Hillary Clinton trounces Donald Trump among Jewish voters, but underperforms compared with her Democratic predecessors, according to an American Jewish Committee poll.

The poll, released Sept. 13, also depicts a community disenchanted with politics and anxious about the country’s future.

Regarding the presidential election, the poll shows Clinton, the Democratic presidential nominee, defeating Trump 61 percent to 19 percent among Jewish voters. She outperforms Trump on a range of issues, notably including national security, an area where the Republican nominee hopes to hammer his Democratic rival.

Respondents said Clinton would be better than Trump on terrorism (58 to 22 percent), more likely to unite the country (55 to 11 percent), more likely to promote U.S.-Israel relations (57 to 22 percent) and better dealing with Iran (58 to 19 percent).

Hillary Clinton during a Sept. 5 campaign stop in Moline, Illinois photo/jta-afp-getty images-brendan smialowski

Trump has alienated much of the GOP’s traditional Jewish support, in part because of his broadsides against minorities, but also because of an insular foreign policy. He has flirted with notions of neutrality in the Israeli-Palestinian conflict and of making Israel pay for the defense assistance it receives from the United States.

Still, Clinton, at least for now, is underperforming with Jewish voters compared with her Democratic predecessors, including President Barack Obama, who scored 69 percent in 2012 and 74-78 percent in 2008; John Kerry at 76 percent in 2004; Al Gore with 79 percent in 2000; and her husband, Bill Clinton, with 78 percent in 1996 and 80 percent in 1992.

A substantial chunk — 17 percent — of the AJC’s respondents do not back either candidate, with 6 percent opting for Libertarian Gary Johnson, 3 percent backing Jill Stein, the Green Party candidate, and 8 percent saying they will not vote.

Pessimism and exasperation with politics seemed to undergird the polling. More respondents, 39 percent, said American children would be worse off than their parents than the 29 percent who said they would be better off. Those who said they would be the same were at 27 percent.

Asked how much confidence they had in Congress, 60 percent said they had very little or none.

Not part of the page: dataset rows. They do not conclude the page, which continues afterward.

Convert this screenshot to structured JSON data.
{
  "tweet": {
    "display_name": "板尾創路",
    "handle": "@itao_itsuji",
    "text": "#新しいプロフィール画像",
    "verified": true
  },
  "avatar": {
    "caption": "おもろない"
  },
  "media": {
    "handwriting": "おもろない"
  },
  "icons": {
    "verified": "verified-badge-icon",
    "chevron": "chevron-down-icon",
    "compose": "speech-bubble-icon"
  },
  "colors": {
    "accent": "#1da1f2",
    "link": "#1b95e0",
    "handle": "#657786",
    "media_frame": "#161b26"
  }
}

As in past surveys, jobs and the economy remained among the top issues voters said they would bring with them into the voting booth, with 29 percent saying it was the most important issue and 22 percent saying it was the second most important issue. Next was terrorism and national security, scoring 16 percent among those who said it was the top issue, and 15 percent among those who said it was second most important.

Asked about anti-Semitism in the United States, 73 percent said it was somewhat of a problem or a very serious problem, while 26 percent said it was not much of a problem or not a problem at all.

The AJC did not poll specifically on Israel as a priority, but it was a rare high note among those polled, with 73 percent saying U.S.-Israel relations were fairly good or very good, and 25 percent saying they were fairly poor or very poor. Asked to respond to the sentiment, “Caring about Israel is a very important part of my being a Jew,” 73 percent agreed strongly or somewhat while 26 percent disagreed strongly or somewhat. Asked whether an independent Palestine could exist peacefully alongside Israel, 49 percent said yes and 20 percent said no.

Among religious streams, respondents broke down as 34 percent Reform, tied with 34 percent “just Jewish,” 18 percent Conservative, 9 percent Orthodox and 2 percent Reconstructionist.

Asked about the importance of being Jewish in their life, 79 percent said it was somewhat or very important and 21 percent said it was not too important or not important at all.

Ron Kampeas

JTA D.C. bureau chief